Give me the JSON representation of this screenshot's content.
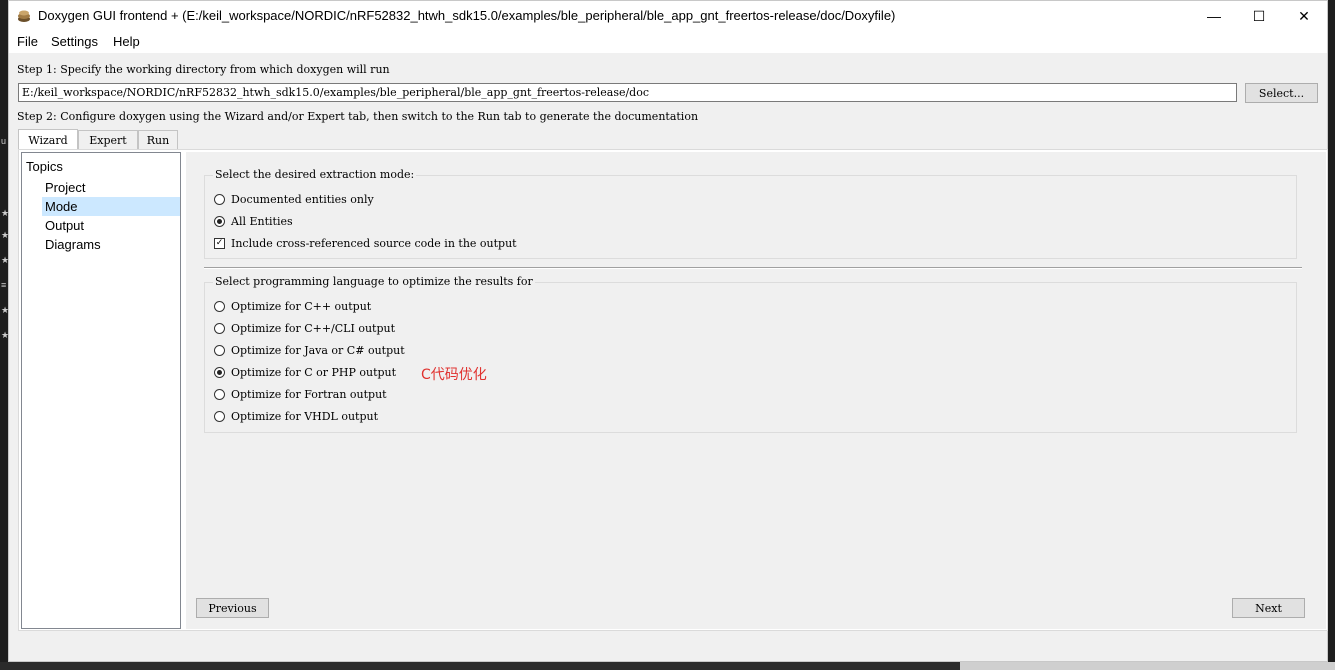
{
  "window": {
    "title": "Doxygen GUI frontend + (E:/keil_workspace/NORDIC/nRF52832_htwh_sdk15.0/examples/ble_peripheral/ble_app_gnt_freertos-release/doc/Doxyfile)",
    "minimize": "—",
    "maximize": "☐",
    "close": "✕"
  },
  "menu": [
    "File",
    "Settings",
    "Help"
  ],
  "step1": {
    "label": "Step 1: Specify the working directory from which doxygen will run",
    "directory": "E:/keil_workspace/NORDIC/nRF52832_htwh_sdk15.0/examples/ble_peripheral/ble_app_gnt_freertos-release/doc",
    "select_button": "Select..."
  },
  "step2": {
    "label": "Step 2: Configure doxygen using the Wizard and/or Expert tab, then switch to the Run tab to generate the documentation"
  },
  "tabs": [
    "Wizard",
    "Expert",
    "Run"
  ],
  "topics": {
    "heading": "Topics",
    "items": [
      "Project",
      "Mode",
      "Output",
      "Diagrams"
    ],
    "selected": "Mode"
  },
  "extraction": {
    "group_label": "Select the desired extraction mode:",
    "options": [
      "Documented entities only",
      "All Entities"
    ],
    "selected": "All Entities",
    "checkbox_label": "Include cross-referenced source code in the output",
    "checkbox_checked": true
  },
  "language": {
    "group_label": "Select programming language to optimize the results for",
    "options": [
      "Optimize for C++ output",
      "Optimize for C++/CLI output",
      "Optimize for Java or C# output",
      "Optimize for C or PHP output",
      "Optimize for Fortran output",
      "Optimize for VHDL output"
    ],
    "selected": "Optimize for C or PHP output"
  },
  "annotation": "C代码优化",
  "nav": {
    "previous": "Previous",
    "next": "Next"
  },
  "colors": {
    "annotation": "#e0312e",
    "selection": "#cce8ff"
  }
}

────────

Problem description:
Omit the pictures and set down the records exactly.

Answer to this task:
Give me the JSON representation of this screenshot's content.
{
  "window": {
    "title": "Doxygen GUI frontend + (E:/keil_workspace/NORDIC/nRF52832_htwh_sdk15.0/examples/ble_peripheral/ble_app_gnt_freertos-release/doc/Doxyfile)",
    "minimize": "—",
    "maximize": "☐",
    "close": "✕"
  },
  "menu": [
    "File",
    "Settings",
    "Help"
  ],
  "step1": {
    "label": "Step 1: Specify the working directory from which doxygen will run",
    "directory": "E:/keil_workspace/NORDIC/nRF52832_htwh_sdk15.0/examples/ble_peripheral/ble_app_gnt_freertos-release/doc",
    "select_button": "Select..."
  },
  "step2": {
    "label": "Step 2: Configure doxygen using the Wizard and/or Expert tab, then switch to the Run tab to generate the documentation"
  },
  "tabs": [
    "Wizard",
    "Expert",
    "Run"
  ],
  "topics": {
    "heading": "Topics",
    "items": [
      "Project",
      "Mode",
      "Output",
      "Diagrams"
    ],
    "selected": "Mode"
  },
  "extraction": {
    "group_label": "Select the desired extraction mode:",
    "options": [
      "Documented entities only",
      "All Entities"
    ],
    "selected": "All Entities",
    "checkbox_label": "Include cross-referenced source code in the output",
    "checkbox_checked": true
  },
  "language": {
    "group_label": "Select programming language to optimize the results for",
    "options": [
      "Optimize for C++ output",
      "Optimize for C++/CLI output",
      "Optimize for Java or C# output",
      "Optimize for C or PHP output",
      "Optimize for Fortran output",
      "Optimize for VHDL output"
    ],
    "selected": "Optimize for C or PHP output"
  },
  "annotation": "C代码优化",
  "nav": {
    "previous": "Previous",
    "next": "Next"
  },
  "colors": {
    "annotation": "#e0312e",
    "selection": "#cce8ff"
  }
}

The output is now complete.